Richard Roxburgh

First Appearance of Professor Moriarty:

Dorian Gray:  Immortal, expert swordsman.  Played by Stuart Townsend.  Long ago he made a deal with the devil for immortality.  He could live forever just so long as he never saw his own portrait.  His portrait aged while he didn't.  One look at the hideous painting would kill him.  He is an expert swordsman and very, very cocky.  In fact, he's more cocky than Tom Sawyer or the Invisible Man.  I know he's supposed to like women, as he has a fondness for Mina Harker, but he comes off very effeminent.  It makes for an interesting character; he just isn't too manly.  Townsend does a good job of making this character catty, but cool at the same time.  It's an interesting portrayal.  This character, like M, is also someone we think is a hero at first, but who turns out to be a traitor.

Stuart Townsend

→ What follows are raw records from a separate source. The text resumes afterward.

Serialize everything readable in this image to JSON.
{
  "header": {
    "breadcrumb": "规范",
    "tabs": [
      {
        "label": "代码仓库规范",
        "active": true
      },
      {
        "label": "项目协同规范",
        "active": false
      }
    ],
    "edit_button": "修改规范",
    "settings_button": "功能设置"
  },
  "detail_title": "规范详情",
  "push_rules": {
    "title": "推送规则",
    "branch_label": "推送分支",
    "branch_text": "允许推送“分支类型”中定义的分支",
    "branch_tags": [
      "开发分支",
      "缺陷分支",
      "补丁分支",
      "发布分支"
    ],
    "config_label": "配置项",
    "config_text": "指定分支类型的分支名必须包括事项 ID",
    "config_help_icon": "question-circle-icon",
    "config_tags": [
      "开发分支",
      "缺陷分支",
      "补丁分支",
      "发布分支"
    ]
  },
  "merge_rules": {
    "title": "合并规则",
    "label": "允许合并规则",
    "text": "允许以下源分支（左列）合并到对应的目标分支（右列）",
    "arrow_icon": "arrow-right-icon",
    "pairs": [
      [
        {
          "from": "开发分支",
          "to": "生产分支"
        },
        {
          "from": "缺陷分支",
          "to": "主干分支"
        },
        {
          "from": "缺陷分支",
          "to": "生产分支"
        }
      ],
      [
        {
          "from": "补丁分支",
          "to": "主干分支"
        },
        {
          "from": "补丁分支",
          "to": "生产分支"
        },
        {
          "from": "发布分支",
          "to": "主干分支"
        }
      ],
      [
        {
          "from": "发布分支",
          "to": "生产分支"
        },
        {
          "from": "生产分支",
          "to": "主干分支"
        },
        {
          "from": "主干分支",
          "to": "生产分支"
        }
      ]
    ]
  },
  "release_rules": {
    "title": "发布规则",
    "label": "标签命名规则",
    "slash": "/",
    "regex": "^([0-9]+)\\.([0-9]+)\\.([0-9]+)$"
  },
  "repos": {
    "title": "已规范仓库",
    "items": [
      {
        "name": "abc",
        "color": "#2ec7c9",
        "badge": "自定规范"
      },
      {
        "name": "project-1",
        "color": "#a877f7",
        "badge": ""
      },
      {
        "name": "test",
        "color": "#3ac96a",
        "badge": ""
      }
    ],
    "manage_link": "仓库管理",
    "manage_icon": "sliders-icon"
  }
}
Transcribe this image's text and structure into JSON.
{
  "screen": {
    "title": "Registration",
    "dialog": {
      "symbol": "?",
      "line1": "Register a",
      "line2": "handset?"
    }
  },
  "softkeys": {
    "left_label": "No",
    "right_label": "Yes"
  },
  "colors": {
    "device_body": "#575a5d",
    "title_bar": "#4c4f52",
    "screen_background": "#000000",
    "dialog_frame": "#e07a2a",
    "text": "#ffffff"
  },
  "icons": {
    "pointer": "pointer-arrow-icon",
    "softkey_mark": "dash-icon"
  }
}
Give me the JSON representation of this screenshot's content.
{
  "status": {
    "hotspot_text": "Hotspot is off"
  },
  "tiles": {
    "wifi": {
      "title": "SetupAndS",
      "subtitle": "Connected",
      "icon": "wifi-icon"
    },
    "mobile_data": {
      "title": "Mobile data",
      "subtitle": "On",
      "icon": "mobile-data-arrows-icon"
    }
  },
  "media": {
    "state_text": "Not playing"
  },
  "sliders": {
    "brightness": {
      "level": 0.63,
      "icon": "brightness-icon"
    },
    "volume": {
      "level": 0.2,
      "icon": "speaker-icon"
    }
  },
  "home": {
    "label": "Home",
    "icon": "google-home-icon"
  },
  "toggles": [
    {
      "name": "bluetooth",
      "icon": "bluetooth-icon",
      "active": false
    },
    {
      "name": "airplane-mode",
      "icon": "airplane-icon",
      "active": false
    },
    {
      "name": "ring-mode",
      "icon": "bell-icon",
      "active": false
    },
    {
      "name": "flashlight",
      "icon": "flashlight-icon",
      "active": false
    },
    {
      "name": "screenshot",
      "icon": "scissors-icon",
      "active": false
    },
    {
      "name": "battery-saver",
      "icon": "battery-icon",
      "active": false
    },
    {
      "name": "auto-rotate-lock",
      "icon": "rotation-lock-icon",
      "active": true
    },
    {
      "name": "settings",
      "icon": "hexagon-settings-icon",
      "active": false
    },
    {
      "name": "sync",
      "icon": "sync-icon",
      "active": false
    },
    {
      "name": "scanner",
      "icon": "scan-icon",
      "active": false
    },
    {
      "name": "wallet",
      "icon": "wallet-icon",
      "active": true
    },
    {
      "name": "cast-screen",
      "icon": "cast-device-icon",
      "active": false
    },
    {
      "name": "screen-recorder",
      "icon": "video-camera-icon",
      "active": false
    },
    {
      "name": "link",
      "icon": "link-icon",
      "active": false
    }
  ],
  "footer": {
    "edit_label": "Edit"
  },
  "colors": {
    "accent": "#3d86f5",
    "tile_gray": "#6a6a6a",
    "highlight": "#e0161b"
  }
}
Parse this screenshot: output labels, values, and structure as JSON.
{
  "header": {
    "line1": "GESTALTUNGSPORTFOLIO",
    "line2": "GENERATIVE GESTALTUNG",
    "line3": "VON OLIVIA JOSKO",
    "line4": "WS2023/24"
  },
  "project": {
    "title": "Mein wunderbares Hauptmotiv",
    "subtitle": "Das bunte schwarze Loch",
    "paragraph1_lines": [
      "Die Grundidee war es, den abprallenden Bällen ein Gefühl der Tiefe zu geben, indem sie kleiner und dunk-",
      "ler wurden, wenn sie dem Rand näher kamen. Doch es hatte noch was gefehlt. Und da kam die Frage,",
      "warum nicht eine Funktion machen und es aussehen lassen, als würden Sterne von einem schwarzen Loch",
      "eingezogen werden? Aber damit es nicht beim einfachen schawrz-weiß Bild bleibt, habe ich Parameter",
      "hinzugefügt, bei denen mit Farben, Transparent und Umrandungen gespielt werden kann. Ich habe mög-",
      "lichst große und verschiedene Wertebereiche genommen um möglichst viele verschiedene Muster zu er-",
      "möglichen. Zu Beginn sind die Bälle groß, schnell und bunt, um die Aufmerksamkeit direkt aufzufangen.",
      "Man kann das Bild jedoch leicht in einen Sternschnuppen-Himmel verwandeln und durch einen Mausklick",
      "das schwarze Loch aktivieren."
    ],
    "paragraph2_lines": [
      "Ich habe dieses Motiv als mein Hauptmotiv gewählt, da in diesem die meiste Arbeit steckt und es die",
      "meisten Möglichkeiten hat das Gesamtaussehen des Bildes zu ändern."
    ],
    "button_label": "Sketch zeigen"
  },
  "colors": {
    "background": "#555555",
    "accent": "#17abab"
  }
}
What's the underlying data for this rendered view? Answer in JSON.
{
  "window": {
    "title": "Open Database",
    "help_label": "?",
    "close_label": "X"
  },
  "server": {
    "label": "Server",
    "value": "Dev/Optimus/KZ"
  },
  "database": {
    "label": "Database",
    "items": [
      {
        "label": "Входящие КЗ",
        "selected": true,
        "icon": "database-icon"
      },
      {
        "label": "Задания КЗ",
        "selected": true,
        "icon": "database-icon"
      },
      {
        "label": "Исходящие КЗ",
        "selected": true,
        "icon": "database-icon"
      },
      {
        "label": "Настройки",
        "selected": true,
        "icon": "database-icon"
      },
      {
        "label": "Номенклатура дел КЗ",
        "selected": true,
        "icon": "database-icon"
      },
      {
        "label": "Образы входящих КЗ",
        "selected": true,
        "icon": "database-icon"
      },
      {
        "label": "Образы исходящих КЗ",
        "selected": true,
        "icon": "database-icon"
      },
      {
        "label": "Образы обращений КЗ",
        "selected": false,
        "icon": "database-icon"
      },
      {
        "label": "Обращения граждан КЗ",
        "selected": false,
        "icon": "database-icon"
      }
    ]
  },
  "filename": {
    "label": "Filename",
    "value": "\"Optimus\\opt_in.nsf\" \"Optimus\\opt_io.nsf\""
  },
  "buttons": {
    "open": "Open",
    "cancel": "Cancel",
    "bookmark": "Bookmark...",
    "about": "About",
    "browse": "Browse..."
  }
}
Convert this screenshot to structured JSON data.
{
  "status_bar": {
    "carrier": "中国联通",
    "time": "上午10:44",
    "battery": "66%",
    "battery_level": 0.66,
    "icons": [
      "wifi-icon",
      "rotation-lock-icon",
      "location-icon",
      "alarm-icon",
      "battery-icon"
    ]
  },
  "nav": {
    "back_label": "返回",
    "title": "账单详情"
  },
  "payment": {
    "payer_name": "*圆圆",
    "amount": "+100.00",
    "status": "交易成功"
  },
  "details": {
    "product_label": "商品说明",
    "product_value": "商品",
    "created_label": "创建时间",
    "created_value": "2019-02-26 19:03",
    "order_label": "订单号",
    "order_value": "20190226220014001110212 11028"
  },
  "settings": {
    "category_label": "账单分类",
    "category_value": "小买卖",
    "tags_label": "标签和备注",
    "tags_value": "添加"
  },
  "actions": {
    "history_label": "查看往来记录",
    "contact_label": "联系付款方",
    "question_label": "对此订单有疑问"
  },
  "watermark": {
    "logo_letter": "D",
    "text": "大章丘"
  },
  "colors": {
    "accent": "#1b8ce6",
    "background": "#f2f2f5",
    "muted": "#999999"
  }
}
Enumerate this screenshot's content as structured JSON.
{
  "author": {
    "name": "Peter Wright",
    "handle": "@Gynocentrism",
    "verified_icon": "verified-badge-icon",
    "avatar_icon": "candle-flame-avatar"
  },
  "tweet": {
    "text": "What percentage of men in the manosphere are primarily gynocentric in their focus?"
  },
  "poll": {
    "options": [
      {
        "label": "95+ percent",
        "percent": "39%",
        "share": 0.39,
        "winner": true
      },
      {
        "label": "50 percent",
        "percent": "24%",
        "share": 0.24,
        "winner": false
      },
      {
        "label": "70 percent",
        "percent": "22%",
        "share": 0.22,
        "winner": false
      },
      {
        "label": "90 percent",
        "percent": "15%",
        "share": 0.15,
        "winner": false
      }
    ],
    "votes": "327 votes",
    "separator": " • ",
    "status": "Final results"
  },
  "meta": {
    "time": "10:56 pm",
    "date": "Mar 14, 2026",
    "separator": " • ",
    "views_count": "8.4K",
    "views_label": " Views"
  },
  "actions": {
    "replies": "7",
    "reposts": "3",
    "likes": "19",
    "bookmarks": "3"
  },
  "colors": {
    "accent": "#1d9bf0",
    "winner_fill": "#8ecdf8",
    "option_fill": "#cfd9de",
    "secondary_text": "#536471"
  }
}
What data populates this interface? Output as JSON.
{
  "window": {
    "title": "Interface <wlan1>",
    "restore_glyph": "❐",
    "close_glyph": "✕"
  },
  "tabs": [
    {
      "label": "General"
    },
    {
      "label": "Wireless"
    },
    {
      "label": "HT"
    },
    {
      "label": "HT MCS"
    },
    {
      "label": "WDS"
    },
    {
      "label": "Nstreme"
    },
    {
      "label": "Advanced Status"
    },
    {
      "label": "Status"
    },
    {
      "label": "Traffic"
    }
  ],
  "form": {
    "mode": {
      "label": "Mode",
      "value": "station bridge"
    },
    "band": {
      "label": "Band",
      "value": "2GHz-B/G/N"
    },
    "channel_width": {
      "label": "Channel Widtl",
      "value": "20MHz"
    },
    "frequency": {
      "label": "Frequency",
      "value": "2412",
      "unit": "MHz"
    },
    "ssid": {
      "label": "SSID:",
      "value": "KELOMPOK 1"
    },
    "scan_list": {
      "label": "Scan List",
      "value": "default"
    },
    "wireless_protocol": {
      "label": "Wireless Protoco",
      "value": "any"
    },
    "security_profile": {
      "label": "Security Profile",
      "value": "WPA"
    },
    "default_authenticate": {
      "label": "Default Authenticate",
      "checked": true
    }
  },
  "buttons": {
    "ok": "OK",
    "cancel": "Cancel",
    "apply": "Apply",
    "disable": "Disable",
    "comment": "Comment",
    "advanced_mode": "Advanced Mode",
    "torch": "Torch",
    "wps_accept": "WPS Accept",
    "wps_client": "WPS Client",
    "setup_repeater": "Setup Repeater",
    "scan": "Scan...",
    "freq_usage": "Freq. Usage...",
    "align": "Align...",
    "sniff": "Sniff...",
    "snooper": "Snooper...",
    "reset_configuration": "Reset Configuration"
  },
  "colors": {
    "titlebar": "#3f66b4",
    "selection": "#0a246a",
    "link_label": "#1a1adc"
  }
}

First Appearance of Dorian Gray:  He first appeared in the novel "The Picture of Dorian Gray" by Oscar Wilde.  This was Oscar Wilde's only novel, and the story originally appeared as a serial in an American magazine in 1890.  By 1891, the stories were compiled into a novel.  The story is set in London, England in 1890.  Dorian's creator, Oscar Wilde, was English and lived from 1854-1900.